If you are about to take your first step onto the property ladder, you are probably feeling a mixture of excitement and apprehension. It can be quite daunting, but if you are well prepared, it should make the journey far smoother. Here are 4 things that every first-time buyer should know.
One of the first things you should do is find out what borrowing power you have. All lenders have different lending criteria, and the rates available will vary depending on the level of deposit you have. Unless you feel confident to deal with the whole thing yourself, it's a good idea to speak to a broker who can arrange a mortgage for you and give you an indication of the best deals available. Once your mortgage has been approved and an offer of loan issued, the fun part can begin, and you can start viewing properties that fall within your financial means.
You are the ideal buyer
Don't be fooled into thinking that being new to buying property before puts you at a disadvantage. Assuming you have all the required deposits and funding in place, you are the ideal buyer! Your purchase won't be subject to selling an existing property, there is no sales chain, and you are more likely to be flexible in terms of entry date. This all equates to a smoother transaction and minimizes the risk of you backing out, so use this as a negotiating tool when agreeing on a final sales price.
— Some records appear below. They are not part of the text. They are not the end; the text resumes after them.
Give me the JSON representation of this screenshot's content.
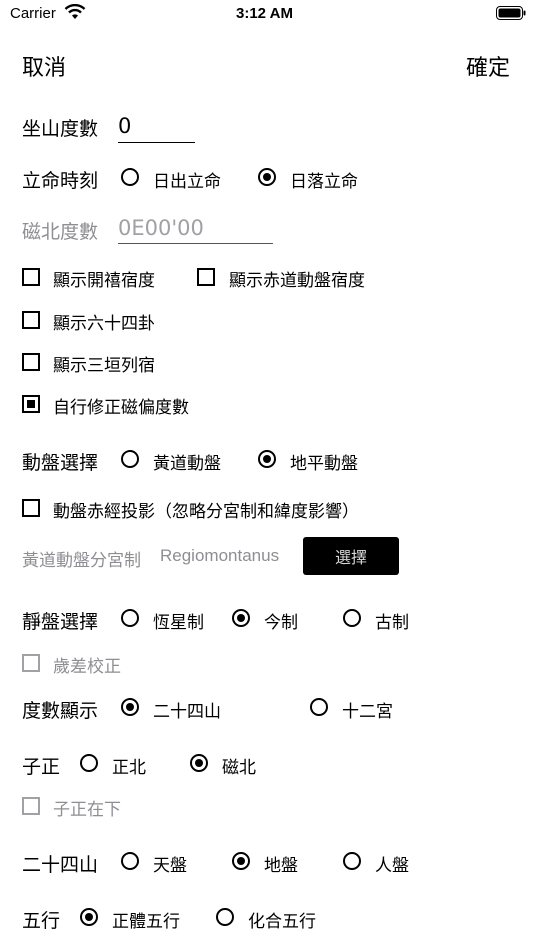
{
  "status_bar": {
    "carrier": "Carrier",
    "time": "3:12 AM"
  },
  "nav": {
    "cancel": "取消",
    "confirm": "確定"
  },
  "sitting_degree": {
    "label": "坐山度數",
    "value": "0"
  },
  "life_time": {
    "label": "立命時刻",
    "options": [
      "日出立命",
      "日落立命"
    ],
    "selected": "日落立命"
  },
  "magnetic_north": {
    "label": "磁北度數",
    "value": "0E00'00"
  },
  "checks": {
    "show_kaixi": "顯示開禧宿度",
    "show_equator": "顯示赤道動盤宿度",
    "show_64gua": "顯示六十四卦",
    "show_sanyuan": "顯示三垣列宿",
    "self_correct": "自行修正磁偏度數",
    "projection": "動盤赤經投影（忽略分宮制和緯度影響）",
    "precession": "歲差校正",
    "zizheng_below": "子正在下"
  },
  "moving_disc": {
    "label": "動盤選擇",
    "options": [
      "黃道動盤",
      "地平動盤"
    ],
    "selected": "地平動盤"
  },
  "house_system": {
    "label": "黃道動盤分宮制",
    "value": "Regiomontanus",
    "button": "選擇"
  },
  "static_disc": {
    "label": "靜盤選擇",
    "options": [
      "恆星制",
      "今制",
      "古制"
    ],
    "selected": "今制"
  },
  "degree_display": {
    "label": "度數顯示",
    "options": [
      "二十四山",
      "十二宮"
    ],
    "selected": "二十四山"
  },
  "zizheng": {
    "label": "子正",
    "options": [
      "正北",
      "磁北"
    ],
    "selected": "磁北"
  },
  "mountains24": {
    "label": "二十四山",
    "options": [
      "天盤",
      "地盤",
      "人盤"
    ],
    "selected": "地盤"
  },
  "five_elements": {
    "label": "五行",
    "options": [
      "正體五行",
      "化合五行"
    ],
    "selected": "正體五行"
  }
}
Have a specialist property inspection carried out
A property can look great on the surface but can have many hidden issues lurking beneath, so it's a good idea to arrange for a specialist to inspect the property. They will carry out various checks and then issue you with a report outlining any issues they have come across in terms of things like the roof, plumbing, electrics, and so on. An inspection not only equips you with a negotiating tool in terms of price but will also give you peace of mind that you aren't buying a nightmare of a property that is harboring a host of problems.
Make sure the property is affordable
You may be able to afford the monthly mortgage payments, but have you considered the other monthly outgoings that go hand in hand with owning a property? Utility bills, insurances, and ongoing maintenance costs (to name but a few), all add up so you must spend some time calculating whether this purchase is going to be affordable in the long term. Write down all of your approximate outgoings and look to save around 10% as a contingency each month. This will come in very handy if something unexpected happens like a leaky roof or a boiler breakdown. You may need to buy furniture or appliances when you first move in, so plan ahead and be realistic in your approach. The more prepared you are, the less stressful the overall process will be.